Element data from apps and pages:
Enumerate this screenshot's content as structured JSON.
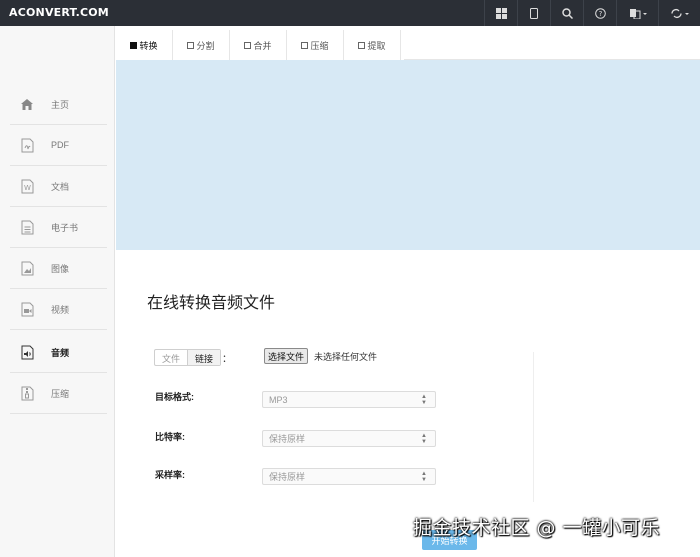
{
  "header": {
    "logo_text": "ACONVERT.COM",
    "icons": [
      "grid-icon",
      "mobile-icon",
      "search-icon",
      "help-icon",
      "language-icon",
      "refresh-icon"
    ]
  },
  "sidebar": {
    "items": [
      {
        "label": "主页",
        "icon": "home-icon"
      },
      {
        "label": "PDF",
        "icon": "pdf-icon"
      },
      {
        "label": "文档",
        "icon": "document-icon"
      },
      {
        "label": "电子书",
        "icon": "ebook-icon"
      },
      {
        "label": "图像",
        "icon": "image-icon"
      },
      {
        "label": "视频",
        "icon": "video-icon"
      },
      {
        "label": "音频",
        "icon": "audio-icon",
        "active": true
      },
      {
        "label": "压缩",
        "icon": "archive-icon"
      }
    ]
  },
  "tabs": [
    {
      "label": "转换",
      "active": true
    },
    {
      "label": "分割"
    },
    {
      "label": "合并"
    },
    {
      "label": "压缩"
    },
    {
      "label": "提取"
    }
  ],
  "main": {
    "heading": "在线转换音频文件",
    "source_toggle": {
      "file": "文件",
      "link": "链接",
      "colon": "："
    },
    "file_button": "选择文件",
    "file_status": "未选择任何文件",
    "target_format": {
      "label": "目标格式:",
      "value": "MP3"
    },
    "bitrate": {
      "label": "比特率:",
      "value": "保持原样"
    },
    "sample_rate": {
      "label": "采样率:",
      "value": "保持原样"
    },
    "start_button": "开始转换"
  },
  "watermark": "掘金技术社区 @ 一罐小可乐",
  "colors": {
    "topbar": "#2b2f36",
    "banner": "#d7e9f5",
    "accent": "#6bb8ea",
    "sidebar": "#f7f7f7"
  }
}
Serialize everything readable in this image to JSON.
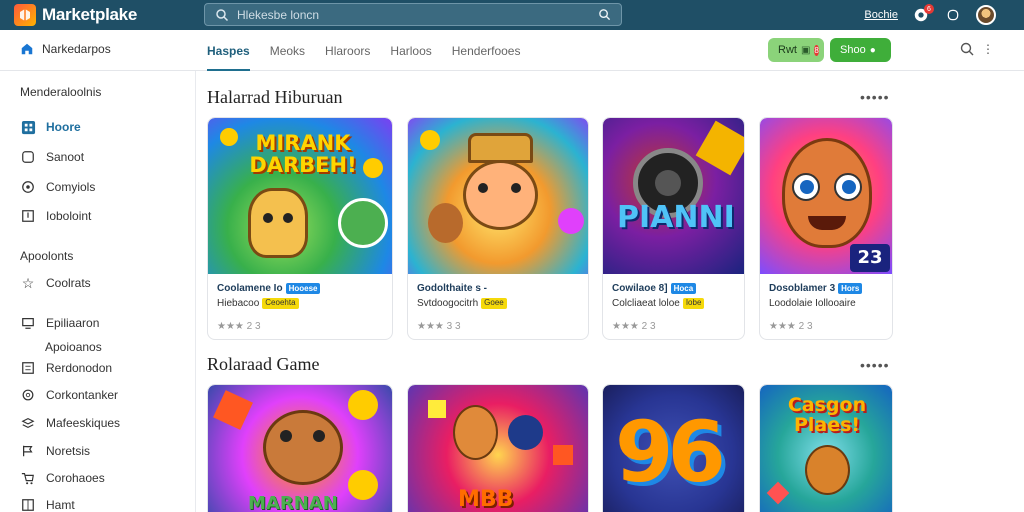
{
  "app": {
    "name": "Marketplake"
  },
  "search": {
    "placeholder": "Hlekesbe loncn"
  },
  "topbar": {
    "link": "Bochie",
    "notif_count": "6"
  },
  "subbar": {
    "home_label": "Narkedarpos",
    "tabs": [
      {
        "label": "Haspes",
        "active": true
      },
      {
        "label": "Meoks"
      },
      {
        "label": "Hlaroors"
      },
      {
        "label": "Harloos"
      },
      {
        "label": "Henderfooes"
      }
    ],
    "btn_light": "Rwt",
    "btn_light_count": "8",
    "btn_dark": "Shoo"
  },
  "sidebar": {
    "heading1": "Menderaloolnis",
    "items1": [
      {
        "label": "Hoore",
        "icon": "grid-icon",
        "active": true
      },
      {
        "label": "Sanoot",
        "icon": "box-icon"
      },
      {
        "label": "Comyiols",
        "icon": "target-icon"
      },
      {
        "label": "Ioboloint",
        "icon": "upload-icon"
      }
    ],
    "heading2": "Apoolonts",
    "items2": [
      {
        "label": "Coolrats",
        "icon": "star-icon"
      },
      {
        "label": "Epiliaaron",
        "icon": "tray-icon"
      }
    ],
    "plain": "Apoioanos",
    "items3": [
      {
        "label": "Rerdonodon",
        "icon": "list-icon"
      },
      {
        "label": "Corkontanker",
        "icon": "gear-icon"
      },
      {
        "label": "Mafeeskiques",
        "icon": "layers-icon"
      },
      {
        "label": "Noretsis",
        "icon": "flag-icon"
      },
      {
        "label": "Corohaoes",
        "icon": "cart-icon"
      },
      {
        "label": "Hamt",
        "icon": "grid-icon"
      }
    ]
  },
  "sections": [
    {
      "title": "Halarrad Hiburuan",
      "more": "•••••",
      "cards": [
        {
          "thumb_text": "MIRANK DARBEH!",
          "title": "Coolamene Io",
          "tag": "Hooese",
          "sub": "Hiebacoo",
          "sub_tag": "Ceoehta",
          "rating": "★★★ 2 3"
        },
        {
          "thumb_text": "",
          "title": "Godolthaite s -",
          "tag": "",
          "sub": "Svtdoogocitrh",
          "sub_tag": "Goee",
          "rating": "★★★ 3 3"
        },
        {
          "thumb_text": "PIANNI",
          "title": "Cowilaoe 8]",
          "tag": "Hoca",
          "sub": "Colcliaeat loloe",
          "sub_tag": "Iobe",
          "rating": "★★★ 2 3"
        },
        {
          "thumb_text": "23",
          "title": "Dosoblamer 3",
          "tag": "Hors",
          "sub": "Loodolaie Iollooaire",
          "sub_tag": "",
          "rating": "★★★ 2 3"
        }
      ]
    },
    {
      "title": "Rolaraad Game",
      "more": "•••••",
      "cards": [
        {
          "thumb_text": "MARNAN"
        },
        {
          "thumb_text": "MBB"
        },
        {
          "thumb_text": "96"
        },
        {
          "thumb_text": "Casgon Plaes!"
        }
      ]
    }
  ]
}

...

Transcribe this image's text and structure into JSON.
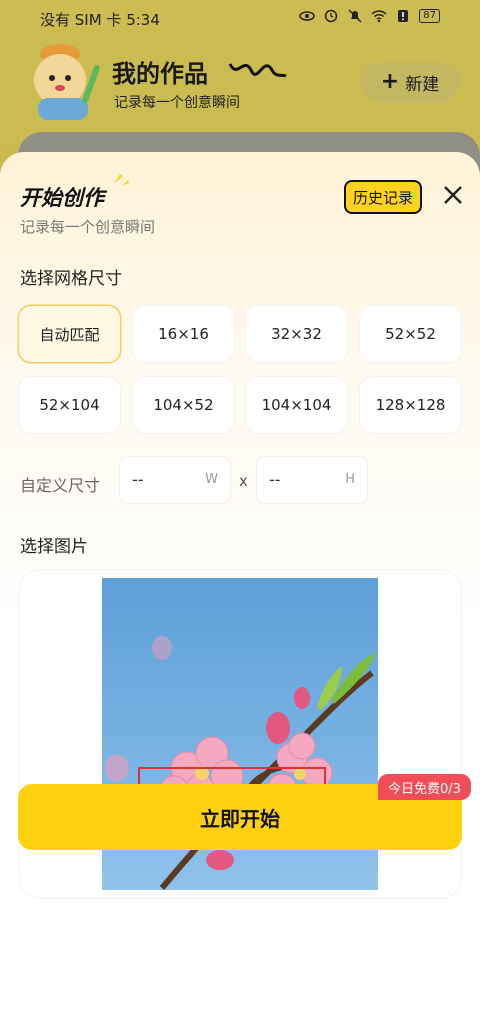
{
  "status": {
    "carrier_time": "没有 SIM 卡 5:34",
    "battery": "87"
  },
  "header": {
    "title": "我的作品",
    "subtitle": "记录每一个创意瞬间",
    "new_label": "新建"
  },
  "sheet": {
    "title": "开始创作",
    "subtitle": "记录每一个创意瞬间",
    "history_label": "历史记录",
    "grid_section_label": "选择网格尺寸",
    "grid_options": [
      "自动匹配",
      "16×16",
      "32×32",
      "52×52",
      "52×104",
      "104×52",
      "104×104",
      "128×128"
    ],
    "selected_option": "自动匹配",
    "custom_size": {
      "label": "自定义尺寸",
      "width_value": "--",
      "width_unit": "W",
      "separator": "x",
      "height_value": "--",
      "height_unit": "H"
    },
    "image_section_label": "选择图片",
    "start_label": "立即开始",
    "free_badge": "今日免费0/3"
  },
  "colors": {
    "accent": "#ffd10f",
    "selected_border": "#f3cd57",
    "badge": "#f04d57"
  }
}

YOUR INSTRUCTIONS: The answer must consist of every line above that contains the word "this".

RESULT BELOW:
Enumerate this screenshot's content as structured JSON.
Serialize everything readable in this image to JSON.
Transcribe this image's text and structure into JSON.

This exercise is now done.